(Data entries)
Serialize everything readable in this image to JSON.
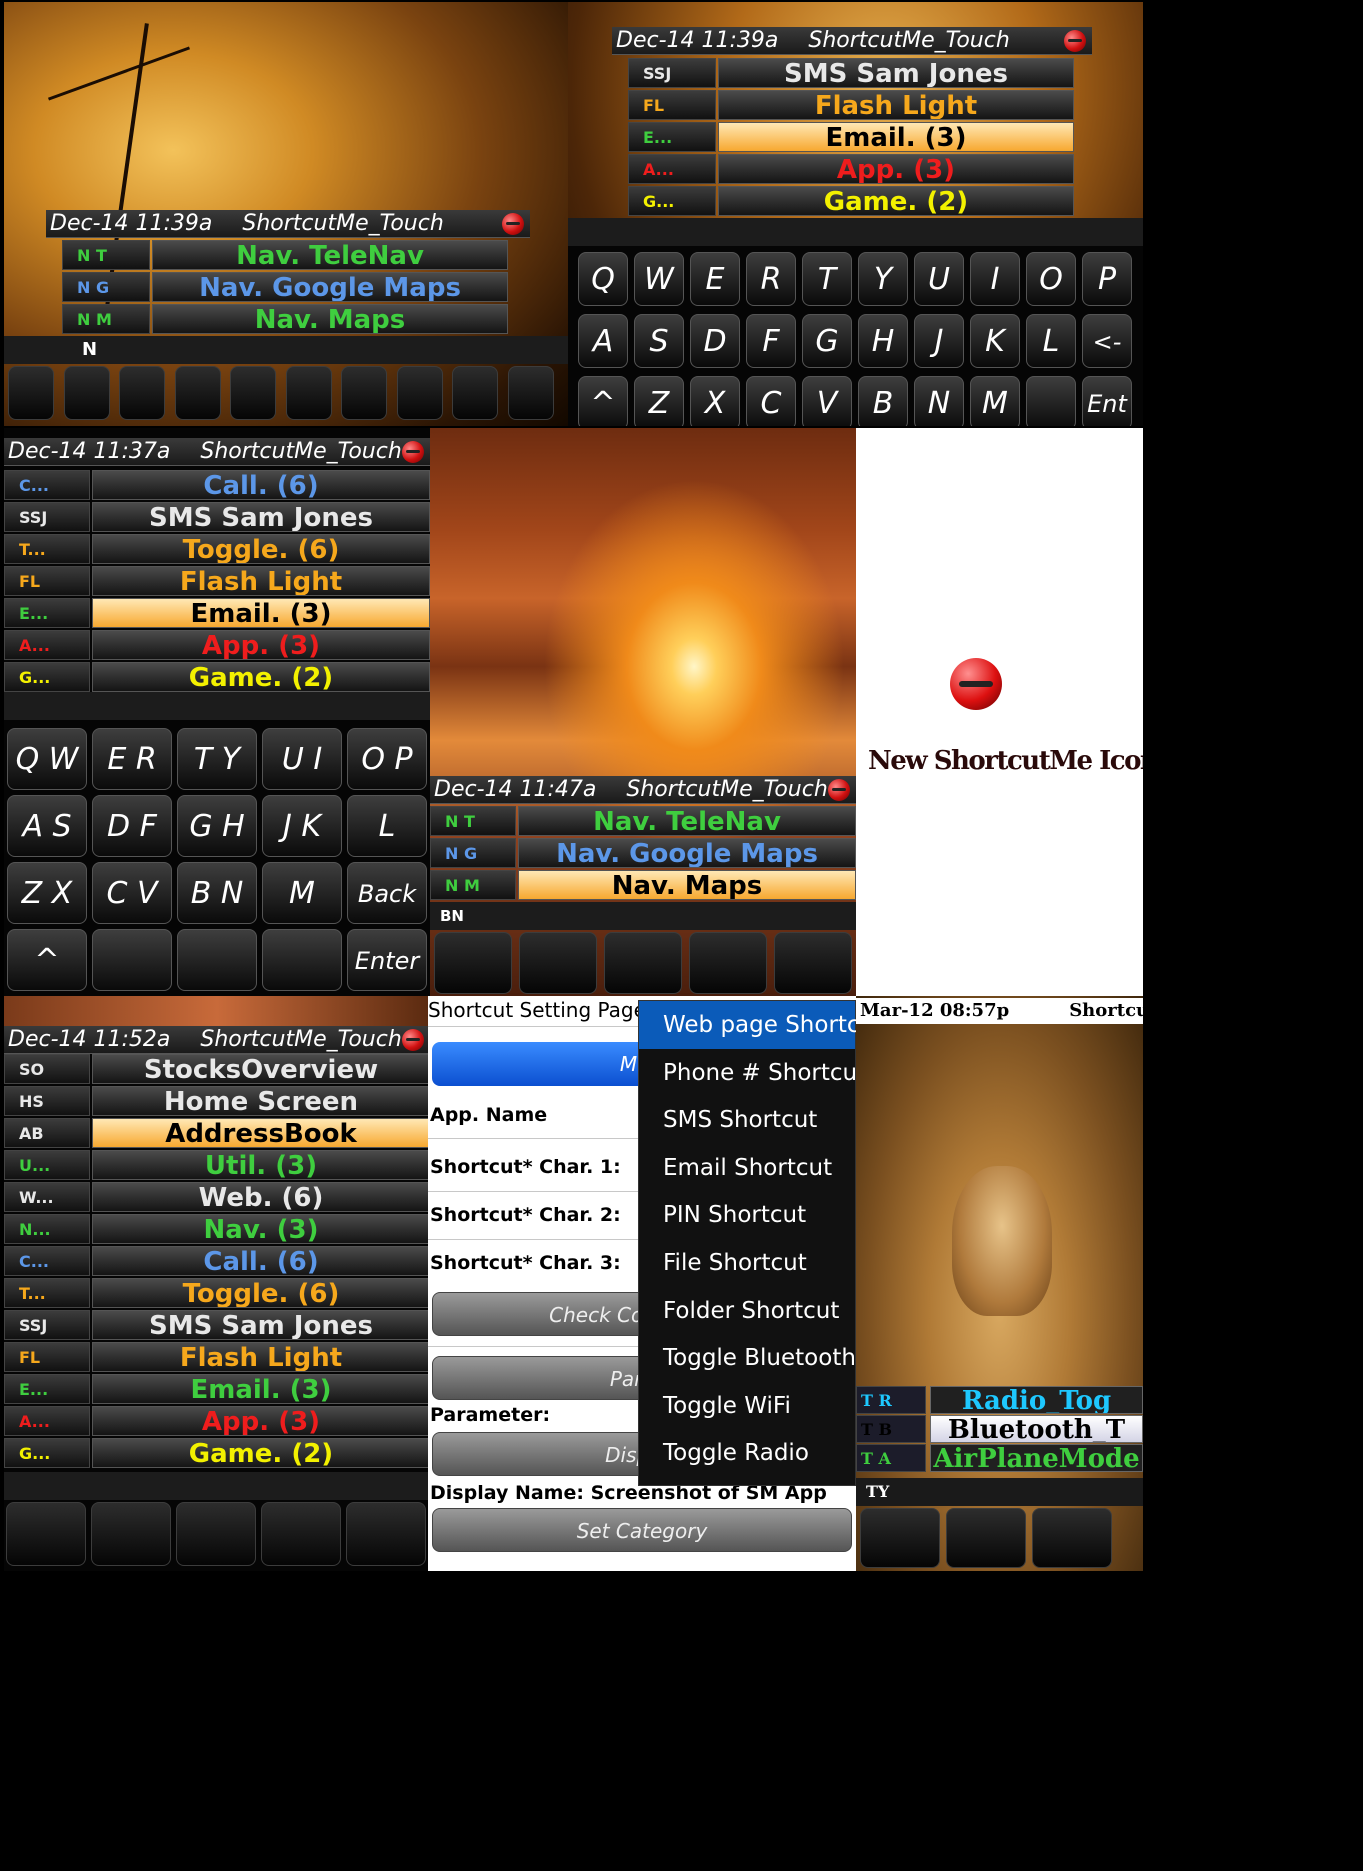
{
  "panel1": {
    "title_time": "Dec-14 11:39a",
    "title_app": "ShortcutMe_Touch",
    "rows": [
      {
        "code": "N T",
        "label": "Nav. TeleNav",
        "color": "green"
      },
      {
        "code": "N G",
        "label": "Nav. Google Maps",
        "color": "blue"
      },
      {
        "code": "N M",
        "label": "Nav. Maps",
        "color": "green"
      }
    ],
    "input": "N"
  },
  "panel2": {
    "title_time": "Dec-14 11:39a",
    "title_app": "ShortcutMe_Touch",
    "rows": [
      {
        "code": "SSJ",
        "label": "SMS Sam Jones",
        "color": "white"
      },
      {
        "code": "FL",
        "label": "Flash Light",
        "color": "orange"
      },
      {
        "code": "E...",
        "label": "Email. (3)",
        "color": "green",
        "selected": true
      },
      {
        "code": "A...",
        "label": "App. (3)",
        "color": "red"
      },
      {
        "code": "G...",
        "label": "Game. (2)",
        "color": "yellow"
      }
    ],
    "keys_row1": [
      "Q",
      "W",
      "E",
      "R",
      "T",
      "Y",
      "U",
      "I",
      "O",
      "P"
    ],
    "keys_row2": [
      "A",
      "S",
      "D",
      "F",
      "G",
      "H",
      "J",
      "K",
      "L",
      "<-"
    ],
    "keys_row3": [
      "^",
      "Z",
      "X",
      "C",
      "V",
      "B",
      "N",
      "M",
      "",
      "Ent"
    ]
  },
  "panel3": {
    "title_time": "Dec-14 11:37a",
    "title_app": "ShortcutMe_Touch",
    "rows": [
      {
        "code": "C...",
        "label": "Call. (6)",
        "color": "blue"
      },
      {
        "code": "SSJ",
        "label": "SMS Sam Jones",
        "color": "white"
      },
      {
        "code": "T...",
        "label": "Toggle. (6)",
        "color": "orange"
      },
      {
        "code": "FL",
        "label": "Flash Light",
        "color": "orange"
      },
      {
        "code": "E...",
        "label": "Email. (3)",
        "color": "green",
        "selected": true
      },
      {
        "code": "A...",
        "label": "App. (3)",
        "color": "red"
      },
      {
        "code": "G...",
        "label": "Game. (2)",
        "color": "yellow"
      }
    ],
    "keys": [
      [
        "Q W",
        "E R",
        "T Y",
        "U I",
        "O P"
      ],
      [
        "A S",
        "D F",
        "G H",
        "J K",
        "L"
      ],
      [
        "Z X",
        "C V",
        "B N",
        "M",
        "Back"
      ],
      [
        "^",
        "",
        "",
        "",
        "Enter"
      ]
    ]
  },
  "panel4": {
    "title_time": "Dec-14 11:47a",
    "title_app": "ShortcutMe_Touch",
    "rows": [
      {
        "code": "N T",
        "label": "Nav. TeleNav",
        "color": "green"
      },
      {
        "code": "N G",
        "label": "Nav. Google Maps",
        "color": "blue"
      },
      {
        "code": "N M",
        "label": "Nav. Maps",
        "color": "green",
        "selected": true
      }
    ],
    "input": "BN"
  },
  "panel5": {
    "caption": "New ShortcutMe Icon"
  },
  "panel6": {
    "title_time": "Dec-14 11:52a",
    "title_app": "ShortcutMe_Touch",
    "rows": [
      {
        "code": "SO",
        "label": "StocksOverview",
        "color": "white"
      },
      {
        "code": "HS",
        "label": "Home Screen",
        "color": "white"
      },
      {
        "code": "AB",
        "label": "AddressBook",
        "color": "white",
        "selected": true
      },
      {
        "code": "U...",
        "label": "Util. (3)",
        "color": "green"
      },
      {
        "code": "W...",
        "label": "Web. (6)",
        "color": "white"
      },
      {
        "code": "N...",
        "label": "Nav. (3)",
        "color": "green"
      },
      {
        "code": "C...",
        "label": "Call. (6)",
        "color": "blue"
      },
      {
        "code": "T...",
        "label": "Toggle. (6)",
        "color": "orange"
      },
      {
        "code": "SSJ",
        "label": "SMS Sam Jones",
        "color": "white"
      },
      {
        "code": "FL",
        "label": "Flash Light",
        "color": "orange"
      },
      {
        "code": "E...",
        "label": "Email. (3)",
        "color": "green"
      },
      {
        "code": "A...",
        "label": "App. (3)",
        "color": "red"
      },
      {
        "code": "G...",
        "label": "Game. (2)",
        "color": "yellow"
      }
    ]
  },
  "panel7": {
    "header": "Shortcut Setting Page",
    "most_used": "Most Used",
    "app_name": "App. Name",
    "char1": "Shortcut*  Char. 1:",
    "char2": "Shortcut*  Char. 2:",
    "char3": "Shortcut*  Char. 3:",
    "check_conflict": "Check Conflict (for",
    "param_btn": "Param",
    "parameter": "Parameter:",
    "display_btn": "Display",
    "display_name": "Display Name: Screenshot of SM App",
    "set_category": "Set Category",
    "menu": [
      "Web page Shortcut",
      "Phone # Shortcut",
      "SMS Shortcut",
      "Email Shortcut",
      "PIN Shortcut",
      "File Shortcut",
      "Folder Shortcut",
      "Toggle Bluetooth",
      "Toggle WiFi",
      "Toggle Radio"
    ]
  },
  "panel8": {
    "title_time": "Mar-12 08:57p",
    "title_app": "ShortcutMe",
    "rows": [
      {
        "code": "T R",
        "label": "Radio_Tog",
        "color": "cyan"
      },
      {
        "code": "T B",
        "label": "Bluetooth_T",
        "color": "black",
        "selected": true
      },
      {
        "code": "T A",
        "label": "AirPlaneMode",
        "color": "green"
      }
    ],
    "input": "TY"
  }
}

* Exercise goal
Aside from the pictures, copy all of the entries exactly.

* Reply to the task
Serialize everything readable in this image to JSON.
{
  "panel1": {
    "title_time": "Dec-14 11:39a",
    "title_app": "ShortcutMe_Touch",
    "rows": [
      {
        "code": "N T",
        "label": "Nav. TeleNav",
        "color": "green"
      },
      {
        "code": "N G",
        "label": "Nav. Google Maps",
        "color": "blue"
      },
      {
        "code": "N M",
        "label": "Nav. Maps",
        "color": "green"
      }
    ],
    "input": "N"
  },
  "panel2": {
    "title_time": "Dec-14 11:39a",
    "title_app": "ShortcutMe_Touch",
    "rows": [
      {
        "code": "SSJ",
        "label": "SMS Sam Jones",
        "color": "white"
      },
      {
        "code": "FL",
        "label": "Flash Light",
        "color": "orange"
      },
      {
        "code": "E...",
        "label": "Email. (3)",
        "color": "green",
        "selected": true
      },
      {
        "code": "A...",
        "label": "App. (3)",
        "color": "red"
      },
      {
        "code": "G...",
        "label": "Game. (2)",
        "color": "yellow"
      }
    ],
    "keys_row1": [
      "Q",
      "W",
      "E",
      "R",
      "T",
      "Y",
      "U",
      "I",
      "O",
      "P"
    ],
    "keys_row2": [
      "A",
      "S",
      "D",
      "F",
      "G",
      "H",
      "J",
      "K",
      "L",
      "<-"
    ],
    "keys_row3": [
      "^",
      "Z",
      "X",
      "C",
      "V",
      "B",
      "N",
      "M",
      "",
      "Ent"
    ]
  },
  "panel3": {
    "title_time": "Dec-14 11:37a",
    "title_app": "ShortcutMe_Touch",
    "rows": [
      {
        "code": "C...",
        "label": "Call. (6)",
        "color": "blue"
      },
      {
        "code": "SSJ",
        "label": "SMS Sam Jones",
        "color": "white"
      },
      {
        "code": "T...",
        "label": "Toggle. (6)",
        "color": "orange"
      },
      {
        "code": "FL",
        "label": "Flash Light",
        "color": "orange"
      },
      {
        "code": "E...",
        "label": "Email. (3)",
        "color": "green",
        "selected": true
      },
      {
        "code": "A...",
        "label": "App. (3)",
        "color": "red"
      },
      {
        "code": "G...",
        "label": "Game. (2)",
        "color": "yellow"
      }
    ],
    "keys": [
      [
        "Q W",
        "E R",
        "T Y",
        "U I",
        "O P"
      ],
      [
        "A S",
        "D F",
        "G H",
        "J K",
        "L"
      ],
      [
        "Z X",
        "C V",
        "B N",
        "M",
        "Back"
      ],
      [
        "^",
        "",
        "",
        "",
        "Enter"
      ]
    ]
  },
  "panel4": {
    "title_time": "Dec-14 11:47a",
    "title_app": "ShortcutMe_Touch",
    "rows": [
      {
        "code": "N T",
        "label": "Nav. TeleNav",
        "color": "green"
      },
      {
        "code": "N G",
        "label": "Nav. Google Maps",
        "color": "blue"
      },
      {
        "code": "N M",
        "label": "Nav. Maps",
        "color": "green",
        "selected": true
      }
    ],
    "input": "BN"
  },
  "panel5": {
    "caption": "New ShortcutMe Icon"
  },
  "panel6": {
    "title_time": "Dec-14 11:52a",
    "title_app": "ShortcutMe_Touch",
    "rows": [
      {
        "code": "SO",
        "label": "StocksOverview",
        "color": "white"
      },
      {
        "code": "HS",
        "label": "Home Screen",
        "color": "white"
      },
      {
        "code": "AB",
        "label": "AddressBook",
        "color": "white",
        "selected": true
      },
      {
        "code": "U...",
        "label": "Util. (3)",
        "color": "green"
      },
      {
        "code": "W...",
        "label": "Web. (6)",
        "color": "white"
      },
      {
        "code": "N...",
        "label": "Nav. (3)",
        "color": "green"
      },
      {
        "code": "C...",
        "label": "Call. (6)",
        "color": "blue"
      },
      {
        "code": "T...",
        "label": "Toggle. (6)",
        "color": "orange"
      },
      {
        "code": "SSJ",
        "label": "SMS Sam Jones",
        "color": "white"
      },
      {
        "code": "FL",
        "label": "Flash Light",
        "color": "orange"
      },
      {
        "code": "E...",
        "label": "Email. (3)",
        "color": "green"
      },
      {
        "code": "A...",
        "label": "App. (3)",
        "color": "red"
      },
      {
        "code": "G...",
        "label": "Game. (2)",
        "color": "yellow"
      }
    ]
  },
  "panel7": {
    "header": "Shortcut Setting Page",
    "most_used": "Most Used",
    "app_name": "App. Name",
    "char1": "Shortcut*  Char. 1:",
    "char2": "Shortcut*  Char. 2:",
    "char3": "Shortcut*  Char. 3:",
    "check_conflict": "Check Conflict (for",
    "param_btn": "Param",
    "parameter": "Parameter:",
    "display_btn": "Display",
    "display_name": "Display Name: Screenshot of SM App",
    "set_category": "Set Category",
    "menu": [
      "Web page Shortcut",
      "Phone # Shortcut",
      "SMS Shortcut",
      "Email Shortcut",
      "PIN Shortcut",
      "File Shortcut",
      "Folder Shortcut",
      "Toggle Bluetooth",
      "Toggle WiFi",
      "Toggle Radio"
    ]
  },
  "panel8": {
    "title_time": "Mar-12 08:57p",
    "title_app": "ShortcutMe",
    "rows": [
      {
        "code": "T R",
        "label": "Radio_Tog",
        "color": "cyan"
      },
      {
        "code": "T B",
        "label": "Bluetooth_T",
        "color": "black",
        "selected": true
      },
      {
        "code": "T A",
        "label": "AirPlaneMode",
        "color": "green"
      }
    ],
    "input": "TY"
  }
}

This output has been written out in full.